Just over half expect it will be easier for their children than it's been for them to find good jobs and buy houses. More than eight in 10 say the most important goal for girls and boys graduating high school is to continue their education, with most saying the aim should be a four-year college. Ninety-four percent say they expect their children to actually go to college – more than double the number who say their own parents expected them to do so.
"There's many ways they can succeed here," Ana Mendoza, 33, of Mission, Texas, said of her four children. To achieve that, she says, "it's an obligation to finish school."
Yet the poll highlights a double-barreled problem: As a group, Hispanics have been hit disproportionately hard by the economic slump and are less educated than others.
Forty-five percent say they or a family member have lost a job since last September, with similar numbers or more expressing deep worries about becoming unemployed, paying bills and saving for college. By both measures, that is worse than the downturn's impact on the overall population, according to recent AP-GfK polls.
Signaling concern for the future, 36 percent of Hispanics expect it to be harder for their children to raise a family than it's been for them.
"It's just a struggle. We're cutting back, living with less, adopting to circumstances in a way we really didn't have to in the '80s and '90s," said Amber Thomson, 34, who is half-Hispanic and lives in Menifee, Calif.
Despite their esteem for school, 37 percent of Hispanics are not high school graduates, compared with 14 percent of the overall population, Census Bureau data show. Twelve percent of Hispanics but 27 percent overall have college degrees or more.
Among Hispanics, there are significant differences between those born here and immigrants, who tend to have rosier views of their new country. Similar schisms are evident between citizens and non-citizens, and between those who mostly speak English or Spanish with their families.
Those from abroad are likelier than U.S.-born Latinos to expect their children to attend college and to have better lifestyles than they do. Yet reflecting their lesser integration into American society, 76 percent of immigrants say their well-being depends on other Hispanics succeeding – about double the number of American-born Latinos who say so. Those from abroad are likelier to express financial worries, to say it's important to blend into society, and to say at least half their friends are other Hispanics.
The poll detected a new wariness about the national mood in an election year in which immigration has become a hot issue.
Until April 23, when Arizona enacted a law requiring local police officers to check the documentation of people they suspect might be illegal immigrants, 39 percent of English-speaking Hispanics said it is important to blend into society. Of those interviewed after April 23, some 54 percent said so. The increase is telling because English-speaking Latinos tend to be more involved in American politics than predominantly Spanish speakers.
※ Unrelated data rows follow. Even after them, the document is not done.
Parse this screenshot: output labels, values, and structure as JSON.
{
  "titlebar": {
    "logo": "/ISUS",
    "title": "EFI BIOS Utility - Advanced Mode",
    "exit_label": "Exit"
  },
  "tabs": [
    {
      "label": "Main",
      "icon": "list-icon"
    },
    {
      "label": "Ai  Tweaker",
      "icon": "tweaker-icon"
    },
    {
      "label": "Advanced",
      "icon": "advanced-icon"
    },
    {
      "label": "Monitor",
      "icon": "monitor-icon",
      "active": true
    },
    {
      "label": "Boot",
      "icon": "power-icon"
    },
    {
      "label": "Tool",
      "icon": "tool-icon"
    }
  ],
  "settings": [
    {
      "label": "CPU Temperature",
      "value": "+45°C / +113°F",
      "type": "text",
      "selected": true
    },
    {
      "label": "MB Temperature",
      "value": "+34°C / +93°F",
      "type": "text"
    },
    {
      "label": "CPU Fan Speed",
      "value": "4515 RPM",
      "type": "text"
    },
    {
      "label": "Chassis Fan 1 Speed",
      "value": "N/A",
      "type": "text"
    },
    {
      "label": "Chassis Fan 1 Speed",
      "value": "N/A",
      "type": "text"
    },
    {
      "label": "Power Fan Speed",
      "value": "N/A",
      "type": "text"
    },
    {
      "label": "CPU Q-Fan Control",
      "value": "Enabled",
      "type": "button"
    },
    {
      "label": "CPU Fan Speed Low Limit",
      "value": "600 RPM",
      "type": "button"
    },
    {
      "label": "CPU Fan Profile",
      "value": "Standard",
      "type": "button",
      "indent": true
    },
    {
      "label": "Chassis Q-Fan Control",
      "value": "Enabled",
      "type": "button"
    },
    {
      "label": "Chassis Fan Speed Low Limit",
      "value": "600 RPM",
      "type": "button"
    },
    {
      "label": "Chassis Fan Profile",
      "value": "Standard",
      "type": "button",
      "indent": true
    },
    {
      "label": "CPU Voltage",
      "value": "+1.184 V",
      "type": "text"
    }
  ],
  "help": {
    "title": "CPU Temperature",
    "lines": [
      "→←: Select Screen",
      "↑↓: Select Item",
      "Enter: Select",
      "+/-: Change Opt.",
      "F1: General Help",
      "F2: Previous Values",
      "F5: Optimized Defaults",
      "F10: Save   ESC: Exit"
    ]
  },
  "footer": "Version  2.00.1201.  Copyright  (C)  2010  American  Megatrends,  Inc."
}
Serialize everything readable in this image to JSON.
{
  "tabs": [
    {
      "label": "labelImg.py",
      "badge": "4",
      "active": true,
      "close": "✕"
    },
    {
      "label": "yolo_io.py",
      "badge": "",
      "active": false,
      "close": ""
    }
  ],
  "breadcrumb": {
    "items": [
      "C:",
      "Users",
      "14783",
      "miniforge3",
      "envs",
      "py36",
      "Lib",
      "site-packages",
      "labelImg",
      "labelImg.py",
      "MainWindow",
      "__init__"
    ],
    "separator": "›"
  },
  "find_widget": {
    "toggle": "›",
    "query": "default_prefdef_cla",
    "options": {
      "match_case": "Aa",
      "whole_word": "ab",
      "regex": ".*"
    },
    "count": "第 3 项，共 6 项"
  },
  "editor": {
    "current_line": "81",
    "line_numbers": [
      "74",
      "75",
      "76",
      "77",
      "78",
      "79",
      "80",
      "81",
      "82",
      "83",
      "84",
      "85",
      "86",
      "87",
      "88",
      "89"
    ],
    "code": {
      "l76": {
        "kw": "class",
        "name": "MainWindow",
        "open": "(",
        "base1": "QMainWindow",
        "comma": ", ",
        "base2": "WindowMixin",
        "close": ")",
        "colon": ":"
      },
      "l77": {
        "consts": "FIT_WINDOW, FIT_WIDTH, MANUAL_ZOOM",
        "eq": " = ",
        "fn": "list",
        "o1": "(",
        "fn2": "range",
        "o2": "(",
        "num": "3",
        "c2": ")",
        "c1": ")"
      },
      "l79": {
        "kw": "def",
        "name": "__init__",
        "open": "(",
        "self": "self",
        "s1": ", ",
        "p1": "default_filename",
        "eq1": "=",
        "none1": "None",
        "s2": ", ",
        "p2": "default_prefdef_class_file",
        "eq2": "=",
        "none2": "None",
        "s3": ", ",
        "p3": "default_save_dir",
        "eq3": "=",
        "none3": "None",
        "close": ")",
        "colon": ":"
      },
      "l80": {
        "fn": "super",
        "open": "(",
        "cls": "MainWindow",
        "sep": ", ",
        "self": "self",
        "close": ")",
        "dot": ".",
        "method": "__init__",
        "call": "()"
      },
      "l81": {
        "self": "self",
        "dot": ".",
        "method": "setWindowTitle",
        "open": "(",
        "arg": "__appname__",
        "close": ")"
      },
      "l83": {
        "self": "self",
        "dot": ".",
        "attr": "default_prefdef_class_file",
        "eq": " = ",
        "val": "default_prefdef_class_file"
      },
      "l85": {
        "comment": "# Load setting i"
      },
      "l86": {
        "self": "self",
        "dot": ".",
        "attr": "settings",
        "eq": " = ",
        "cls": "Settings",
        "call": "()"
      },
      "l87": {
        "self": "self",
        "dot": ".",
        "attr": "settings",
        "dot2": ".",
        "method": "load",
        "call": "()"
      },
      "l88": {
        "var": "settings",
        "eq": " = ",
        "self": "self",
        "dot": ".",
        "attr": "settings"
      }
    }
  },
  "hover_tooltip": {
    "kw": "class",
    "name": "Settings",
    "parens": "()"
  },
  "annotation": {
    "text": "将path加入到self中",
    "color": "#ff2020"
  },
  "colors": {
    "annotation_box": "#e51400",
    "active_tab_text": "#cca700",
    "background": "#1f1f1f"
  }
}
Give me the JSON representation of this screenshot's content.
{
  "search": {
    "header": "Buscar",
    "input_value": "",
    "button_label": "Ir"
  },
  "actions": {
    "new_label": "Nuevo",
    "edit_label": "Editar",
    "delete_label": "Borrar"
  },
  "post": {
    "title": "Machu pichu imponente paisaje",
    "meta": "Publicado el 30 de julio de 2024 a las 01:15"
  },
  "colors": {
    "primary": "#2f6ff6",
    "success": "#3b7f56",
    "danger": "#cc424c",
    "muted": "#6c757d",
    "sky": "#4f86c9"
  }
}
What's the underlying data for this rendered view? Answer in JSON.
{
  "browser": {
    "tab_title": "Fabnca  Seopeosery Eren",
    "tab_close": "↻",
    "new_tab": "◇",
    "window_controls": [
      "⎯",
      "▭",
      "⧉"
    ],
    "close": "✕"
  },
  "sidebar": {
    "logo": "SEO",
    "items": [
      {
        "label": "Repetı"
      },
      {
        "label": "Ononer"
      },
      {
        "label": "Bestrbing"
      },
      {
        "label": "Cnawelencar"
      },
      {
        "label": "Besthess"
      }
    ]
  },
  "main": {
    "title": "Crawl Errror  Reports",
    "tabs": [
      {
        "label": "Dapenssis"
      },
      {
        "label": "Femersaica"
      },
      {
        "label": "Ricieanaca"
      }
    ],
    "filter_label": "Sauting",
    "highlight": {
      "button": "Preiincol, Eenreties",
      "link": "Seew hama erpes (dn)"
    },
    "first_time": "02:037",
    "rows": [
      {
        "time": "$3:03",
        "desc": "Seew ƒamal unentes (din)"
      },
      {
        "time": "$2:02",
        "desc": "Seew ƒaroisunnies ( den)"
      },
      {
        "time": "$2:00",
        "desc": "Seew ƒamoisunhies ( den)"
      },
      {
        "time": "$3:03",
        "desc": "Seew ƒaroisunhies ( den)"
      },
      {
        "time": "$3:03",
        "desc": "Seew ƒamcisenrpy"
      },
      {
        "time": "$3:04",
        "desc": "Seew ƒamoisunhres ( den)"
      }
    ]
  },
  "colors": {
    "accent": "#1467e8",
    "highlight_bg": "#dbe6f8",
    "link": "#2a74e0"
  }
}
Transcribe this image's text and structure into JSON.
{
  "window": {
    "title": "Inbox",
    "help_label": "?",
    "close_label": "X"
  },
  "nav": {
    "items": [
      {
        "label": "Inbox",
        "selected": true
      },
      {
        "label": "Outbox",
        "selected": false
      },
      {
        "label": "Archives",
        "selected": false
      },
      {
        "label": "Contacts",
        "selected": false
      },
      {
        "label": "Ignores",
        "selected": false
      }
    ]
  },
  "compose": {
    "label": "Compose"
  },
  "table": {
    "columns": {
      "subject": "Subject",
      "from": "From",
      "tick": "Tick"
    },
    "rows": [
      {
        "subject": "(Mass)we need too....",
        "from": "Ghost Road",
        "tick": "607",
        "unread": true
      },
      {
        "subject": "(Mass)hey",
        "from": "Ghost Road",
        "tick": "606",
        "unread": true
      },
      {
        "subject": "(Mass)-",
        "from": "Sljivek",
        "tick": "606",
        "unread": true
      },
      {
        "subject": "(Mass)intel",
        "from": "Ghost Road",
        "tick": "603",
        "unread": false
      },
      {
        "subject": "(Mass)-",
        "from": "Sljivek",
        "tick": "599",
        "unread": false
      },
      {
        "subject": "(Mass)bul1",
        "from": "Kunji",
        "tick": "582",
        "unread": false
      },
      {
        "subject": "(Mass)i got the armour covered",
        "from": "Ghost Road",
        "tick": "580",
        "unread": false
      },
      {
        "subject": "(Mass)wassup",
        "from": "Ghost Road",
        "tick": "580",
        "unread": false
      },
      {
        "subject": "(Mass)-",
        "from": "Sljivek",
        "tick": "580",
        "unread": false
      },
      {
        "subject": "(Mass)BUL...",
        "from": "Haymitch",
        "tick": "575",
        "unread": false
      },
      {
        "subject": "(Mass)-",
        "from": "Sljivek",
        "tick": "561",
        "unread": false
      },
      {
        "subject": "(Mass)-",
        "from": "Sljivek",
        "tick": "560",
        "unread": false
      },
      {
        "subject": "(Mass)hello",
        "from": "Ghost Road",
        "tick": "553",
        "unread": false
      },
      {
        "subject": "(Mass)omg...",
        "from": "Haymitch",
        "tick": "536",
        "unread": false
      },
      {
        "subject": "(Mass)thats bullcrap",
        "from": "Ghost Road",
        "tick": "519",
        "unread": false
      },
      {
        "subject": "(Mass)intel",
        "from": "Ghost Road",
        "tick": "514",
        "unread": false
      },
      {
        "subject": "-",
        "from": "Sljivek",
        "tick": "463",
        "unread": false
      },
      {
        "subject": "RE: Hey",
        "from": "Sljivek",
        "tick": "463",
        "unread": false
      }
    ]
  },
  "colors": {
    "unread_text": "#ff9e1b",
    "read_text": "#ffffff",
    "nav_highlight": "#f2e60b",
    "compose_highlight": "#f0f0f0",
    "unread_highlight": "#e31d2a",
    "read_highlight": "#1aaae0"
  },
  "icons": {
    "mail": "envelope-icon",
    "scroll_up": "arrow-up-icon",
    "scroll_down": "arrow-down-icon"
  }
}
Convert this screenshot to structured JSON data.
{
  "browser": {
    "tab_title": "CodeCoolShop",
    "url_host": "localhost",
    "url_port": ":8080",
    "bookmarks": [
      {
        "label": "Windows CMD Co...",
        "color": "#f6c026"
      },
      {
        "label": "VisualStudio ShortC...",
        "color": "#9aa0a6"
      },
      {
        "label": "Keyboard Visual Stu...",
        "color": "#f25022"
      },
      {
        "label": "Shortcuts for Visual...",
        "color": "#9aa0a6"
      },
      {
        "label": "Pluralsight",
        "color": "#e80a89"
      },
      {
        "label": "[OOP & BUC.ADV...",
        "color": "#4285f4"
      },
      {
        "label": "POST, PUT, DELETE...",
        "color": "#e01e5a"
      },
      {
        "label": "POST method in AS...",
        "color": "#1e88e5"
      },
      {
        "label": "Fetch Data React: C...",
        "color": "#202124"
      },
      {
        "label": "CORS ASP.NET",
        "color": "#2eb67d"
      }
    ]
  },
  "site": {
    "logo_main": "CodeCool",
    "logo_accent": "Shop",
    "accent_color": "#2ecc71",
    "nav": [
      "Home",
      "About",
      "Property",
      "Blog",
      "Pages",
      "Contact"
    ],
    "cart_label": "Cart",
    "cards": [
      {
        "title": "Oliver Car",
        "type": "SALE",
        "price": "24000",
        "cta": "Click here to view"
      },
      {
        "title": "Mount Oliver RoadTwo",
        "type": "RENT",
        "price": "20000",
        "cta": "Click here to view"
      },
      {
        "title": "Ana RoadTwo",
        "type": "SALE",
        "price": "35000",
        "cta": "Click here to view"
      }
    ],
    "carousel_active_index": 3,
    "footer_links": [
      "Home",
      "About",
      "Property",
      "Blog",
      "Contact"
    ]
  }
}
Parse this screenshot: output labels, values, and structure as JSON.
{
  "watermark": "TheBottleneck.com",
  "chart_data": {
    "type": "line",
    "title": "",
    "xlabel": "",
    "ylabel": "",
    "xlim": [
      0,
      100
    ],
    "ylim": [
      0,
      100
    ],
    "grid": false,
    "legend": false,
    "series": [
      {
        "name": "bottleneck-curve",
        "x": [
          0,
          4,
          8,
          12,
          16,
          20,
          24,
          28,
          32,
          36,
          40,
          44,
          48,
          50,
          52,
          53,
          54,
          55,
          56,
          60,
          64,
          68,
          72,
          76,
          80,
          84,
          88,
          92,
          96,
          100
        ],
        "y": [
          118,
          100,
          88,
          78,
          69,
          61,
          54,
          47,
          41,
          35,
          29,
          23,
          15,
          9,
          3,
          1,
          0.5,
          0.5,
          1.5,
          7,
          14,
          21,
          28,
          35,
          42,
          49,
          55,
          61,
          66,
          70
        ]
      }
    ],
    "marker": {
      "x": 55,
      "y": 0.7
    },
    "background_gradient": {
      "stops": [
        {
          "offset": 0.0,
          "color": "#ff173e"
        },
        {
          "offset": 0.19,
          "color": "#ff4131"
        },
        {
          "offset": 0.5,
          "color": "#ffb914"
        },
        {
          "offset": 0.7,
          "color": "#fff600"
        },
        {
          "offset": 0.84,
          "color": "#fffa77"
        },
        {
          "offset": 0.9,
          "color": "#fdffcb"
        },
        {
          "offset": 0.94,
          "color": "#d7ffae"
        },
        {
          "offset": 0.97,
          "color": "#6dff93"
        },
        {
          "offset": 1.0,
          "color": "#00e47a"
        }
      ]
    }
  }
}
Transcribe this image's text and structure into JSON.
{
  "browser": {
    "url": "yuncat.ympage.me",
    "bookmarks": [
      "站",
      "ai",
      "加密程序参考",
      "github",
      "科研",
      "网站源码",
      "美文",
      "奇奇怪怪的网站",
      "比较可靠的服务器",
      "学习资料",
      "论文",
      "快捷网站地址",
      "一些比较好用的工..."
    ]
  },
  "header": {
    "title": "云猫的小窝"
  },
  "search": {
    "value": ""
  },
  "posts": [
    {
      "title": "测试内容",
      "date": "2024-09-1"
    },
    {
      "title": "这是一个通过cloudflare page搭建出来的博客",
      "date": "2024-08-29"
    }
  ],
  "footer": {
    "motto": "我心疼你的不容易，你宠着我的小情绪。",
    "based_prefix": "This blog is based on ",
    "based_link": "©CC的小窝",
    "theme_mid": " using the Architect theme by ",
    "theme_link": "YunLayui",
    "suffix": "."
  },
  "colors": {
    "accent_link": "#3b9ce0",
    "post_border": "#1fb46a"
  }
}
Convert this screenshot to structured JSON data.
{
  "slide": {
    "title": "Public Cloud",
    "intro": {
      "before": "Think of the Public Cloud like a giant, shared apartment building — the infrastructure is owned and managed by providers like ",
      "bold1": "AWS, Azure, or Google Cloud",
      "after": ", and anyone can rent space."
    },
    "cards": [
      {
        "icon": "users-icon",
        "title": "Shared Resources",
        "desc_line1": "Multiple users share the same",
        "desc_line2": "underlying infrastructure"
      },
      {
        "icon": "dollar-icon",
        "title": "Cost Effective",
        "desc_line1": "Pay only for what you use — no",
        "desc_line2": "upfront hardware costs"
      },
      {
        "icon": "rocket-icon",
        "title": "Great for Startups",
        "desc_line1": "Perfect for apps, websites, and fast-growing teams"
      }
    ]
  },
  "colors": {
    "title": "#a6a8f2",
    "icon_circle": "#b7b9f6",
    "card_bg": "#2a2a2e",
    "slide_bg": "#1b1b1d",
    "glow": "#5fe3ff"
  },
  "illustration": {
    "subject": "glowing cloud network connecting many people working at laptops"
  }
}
In a different measure of Hispanics' perceptions of their standing, 29 percent expect a Latino president to be elected in the next 20 years – half the number who think a woman will go to the White House.
The AP-Univision Poll was conducted from March 11 to June 3 by the National Opinion Research Center at the University of Chicago. Using a sample of Hispanic households provided by The Nielsen Company, 1,521 Hispanics were interviewed in English and Spanish, mostly by mail but also by telephone and the Internet. The margin of sampling error was plus or minus 3.5 percentage points.
Stanford University's participation in the study was made possible by a grant from The Bill & Melinda Gates Foundation.
Alan Fram reported from Washington. Associated Press Polling Director Trevor Tompson and AP News Survey Specialist Dennis Junius contributed to this report.